Assistive Access makes iPhone easier to use for those with cognitive problems
With Live Speech, which will be available on iPhone, iPad, and Mac, during phone calls and FaceTime calls a user can type what he wants to say and have it spoken out loud by his device so that it can be heard by the other parties on the voice or video call. Phrases often repeated by the user can be saved and quickly inserted into conversations with friends, family, and co-workers. Apple points out that Live Speech is “designed to support millions of people globally who are unable to speak or who have lost their speech over time.”
Live Speech allows those with talking disabilities to type out what they want to say on a voice or FaceTime call and the phone will announce it
For those in danger of losing their voice (as Apple notes, it could be a person who has recently been diagnosed with ALS (amyotrophic lateral sclerosis) or has a disease that progressively makes it harder to talk, a feature called Personal Voice will have them reading a random set of text for about 15 minutes on an iPhone or iPad. This feature integrates with the aforementioned Live Speech so that an iPhone or iPad user who has lost his/her voice can still talk with others using a recorded version of their voice.

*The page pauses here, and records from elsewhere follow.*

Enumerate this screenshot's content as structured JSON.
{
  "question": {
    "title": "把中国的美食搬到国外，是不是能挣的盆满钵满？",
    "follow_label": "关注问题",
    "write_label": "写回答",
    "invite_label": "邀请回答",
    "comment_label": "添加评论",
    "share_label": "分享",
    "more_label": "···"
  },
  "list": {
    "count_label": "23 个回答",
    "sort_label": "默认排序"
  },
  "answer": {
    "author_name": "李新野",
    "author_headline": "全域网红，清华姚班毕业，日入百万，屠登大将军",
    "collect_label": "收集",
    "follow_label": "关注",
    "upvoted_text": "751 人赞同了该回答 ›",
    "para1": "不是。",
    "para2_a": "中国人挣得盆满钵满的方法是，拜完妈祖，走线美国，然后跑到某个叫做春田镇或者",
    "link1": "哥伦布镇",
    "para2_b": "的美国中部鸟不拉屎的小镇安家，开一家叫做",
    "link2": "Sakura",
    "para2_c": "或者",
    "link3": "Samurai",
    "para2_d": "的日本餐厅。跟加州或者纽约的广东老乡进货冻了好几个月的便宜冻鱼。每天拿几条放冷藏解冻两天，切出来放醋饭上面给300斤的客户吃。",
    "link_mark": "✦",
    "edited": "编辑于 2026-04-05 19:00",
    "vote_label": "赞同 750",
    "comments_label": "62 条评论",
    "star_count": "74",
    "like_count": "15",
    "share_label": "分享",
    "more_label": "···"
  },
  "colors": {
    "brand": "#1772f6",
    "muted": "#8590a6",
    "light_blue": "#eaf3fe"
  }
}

Personal Voice lets an iPhone user record texts and phrases on the device to use with the aforementioned Live Speech feature

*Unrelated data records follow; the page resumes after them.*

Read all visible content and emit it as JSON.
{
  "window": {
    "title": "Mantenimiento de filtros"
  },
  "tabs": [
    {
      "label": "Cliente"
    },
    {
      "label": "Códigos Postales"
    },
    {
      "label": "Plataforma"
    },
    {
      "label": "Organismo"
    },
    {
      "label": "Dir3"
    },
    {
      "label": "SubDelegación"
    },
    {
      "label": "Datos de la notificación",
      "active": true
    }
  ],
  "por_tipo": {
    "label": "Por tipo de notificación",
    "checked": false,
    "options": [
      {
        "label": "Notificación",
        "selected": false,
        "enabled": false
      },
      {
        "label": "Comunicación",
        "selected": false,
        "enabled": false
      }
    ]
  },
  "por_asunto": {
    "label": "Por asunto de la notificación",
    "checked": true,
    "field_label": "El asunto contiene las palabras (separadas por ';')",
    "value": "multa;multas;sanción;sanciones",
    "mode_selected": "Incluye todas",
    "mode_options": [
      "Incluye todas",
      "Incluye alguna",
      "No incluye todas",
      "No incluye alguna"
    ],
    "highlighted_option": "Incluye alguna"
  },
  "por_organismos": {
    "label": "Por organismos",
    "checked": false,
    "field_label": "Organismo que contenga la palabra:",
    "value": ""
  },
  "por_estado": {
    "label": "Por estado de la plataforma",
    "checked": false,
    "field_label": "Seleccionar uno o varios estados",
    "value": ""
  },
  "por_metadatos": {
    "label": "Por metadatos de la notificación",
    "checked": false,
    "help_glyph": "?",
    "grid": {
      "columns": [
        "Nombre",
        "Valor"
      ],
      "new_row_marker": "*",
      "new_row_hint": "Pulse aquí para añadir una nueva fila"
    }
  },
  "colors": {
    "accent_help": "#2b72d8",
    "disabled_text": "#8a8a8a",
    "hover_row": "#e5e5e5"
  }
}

Another accessibility feature called “Point and Speak in Magnifier” helps those with visual disabilities read text labels on the buttons used to run household items. Using the rear camera, the LiDAR Scanner, and on-device machine learning, the user can focus his or her iPhone camera on the control panel of a microwave oven for example, and as the user moves his fingers over the image of a button on the touchscreen, the iPhone will announce the text associated with that button. This will help those who can’t see well still have control over some portions of their lives.